A while back, The Baker asked her friends how much they’d pay for a fresh loaf of home baked bakery bread to be delivered to them. One of the answers was “I wouldn’t, it goes stale too quickly.” The current standard loaf in our household takes a lot longer than a day or two to go stale, but we still end up with a lot of ends of loaves going stale and this got me thinking about what you can do with stale bread.
The obvious answer is toast. I love toast, and it’s perfect for using up old bread. Once you toast it, it gets all crispy on the outside and the insides get soft again from the heat of the toaster. And then you melt some butter on it, with maybe some cheese or jam or a fried egg, and it’s great. But what else?
Grilled cheese sandwiches are good on stale bread too. You want the bread to be pretty sturdy for grilled cheese anyway, and the same magic happens as when you toast it. Plus you get melted cheese, which is never bad. Add some sliced tomatoes, or my favorite onions and mustard, and you have a great snack.
There’s French toast, and its cousin pain perdu. I don’t know what the difference is, but one of my favorite food bloggers is former New Orleanian Chuck Taggart, who has an awesome pain perdu recipe on his website. You know how to make French toast, right? Whisk together some eggs with some milk and vanilla or maybe sugar, then soak the bread in it (both sides, please) and fry it up. Very tasty with powdered sugar, jam, or syrup of any kind. I’ve also heard of adding bourbon to the egg mixture, which sounds pretty damned good to me.
If you’re a salad person, you can make croutons. Cut the bread into appropriate sized cubes (big, little, whatever floats your boat), toss with some olive oil and salt and pepper and maybe garlic, and bake at about 300 degrees F for fifteen minutes and voila, croutons! You can also fry them if you want, for that extra crispy effect. This also helps if you don’t like your croutons really crunchy (it’s that way in our house). Fry them just long enough to get the crispy edges without drying out the inside. These are only good the day you make them though, so be sure to eat them all.
What else? There are two Italian recipes I’ve had that use stale bread: bread salad and bread soup. They’re pretty similar recipes, both devised as a way to use up old bread. Bread salad has stale bread and tomatoes and vinaigrette, with maybe cucumbers or onions or whatever else. The soup has the same bread and tomatoes, but is made with broth instead of vinaigrette. To be honest, I’m not all that fond of bread soup; I don’t care for the texture of soggy bread. But the flavor is great.
I once stayed in a bed and breakfast where they served us strata, and I loved it. How can eggs, cheese, and bread be bad? It’s also one of those recipes where you can get creative. Add ham, or sausage, or sautéed vegetables, or whatever you have that sounds good.

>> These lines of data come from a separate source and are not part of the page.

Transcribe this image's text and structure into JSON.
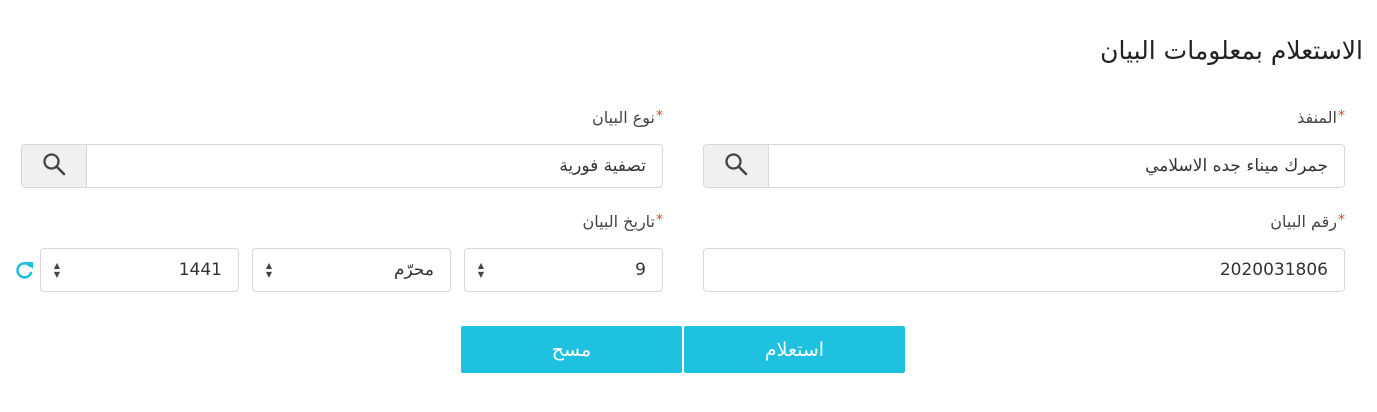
{
  "page": {
    "title": "الاستعلام بمعلومات البيان"
  },
  "port": {
    "label": "المنفذ",
    "required_mark": "*",
    "value": "جمرك ميناء جده الاسلامي"
  },
  "declaration_type": {
    "label": "نوع البيان",
    "required_mark": "*",
    "value": "تصفية فورية"
  },
  "declaration_number": {
    "label": "رقم البيان",
    "required_mark": "*",
    "value": "2020031806"
  },
  "declaration_date": {
    "label": "تاريخ البيان",
    "required_mark": "*",
    "day": "9",
    "month": "محرّم",
    "year": "1441"
  },
  "actions": {
    "inquiry_label": "استعلام",
    "clear_label": "مسح"
  },
  "colors": {
    "accent": "#1fc1e0",
    "required": "#e0453f"
  },
  "icons": [
    "search-icon",
    "refresh-icon",
    "spinner-arrows-icon"
  ]
}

You can make bread pudding, with or without raisins. It’d be good with other kinds of dried fruit too, and I bet candied orange or candied ginger would be great with the whiskey sauce. Or just leave out the fruit – it is, after all, mostly about the whiskey sauce. Here again Chuck Taggart helps us out. My mother learned how to make bread pudding in a cooking class in New Orleans, so I’m not surprised he’s all over that. He’s got a mess of recipes for it, including one which calls for chocolate. That sounds good!
And if all else fails and the bread is too dry to be used for any of these things, put it in the blender or the food processor (or just crush it by hand in a plastic bag, I’ve done that before) and make breadcrumbs. Then you can make meatloaf for dinner! I used to do that with the ends of loaves and it worked really well. Keep it in the freezer though – I kept mine in the cupboard and then one day it had worms in it. (I know, gross! Sorry, but it’s one of those things where I’d rather warn you than let you find out on your own.)
I’m sure there are plenty more uses for stale bread, but this is a start. Don’t throw your stale bread away!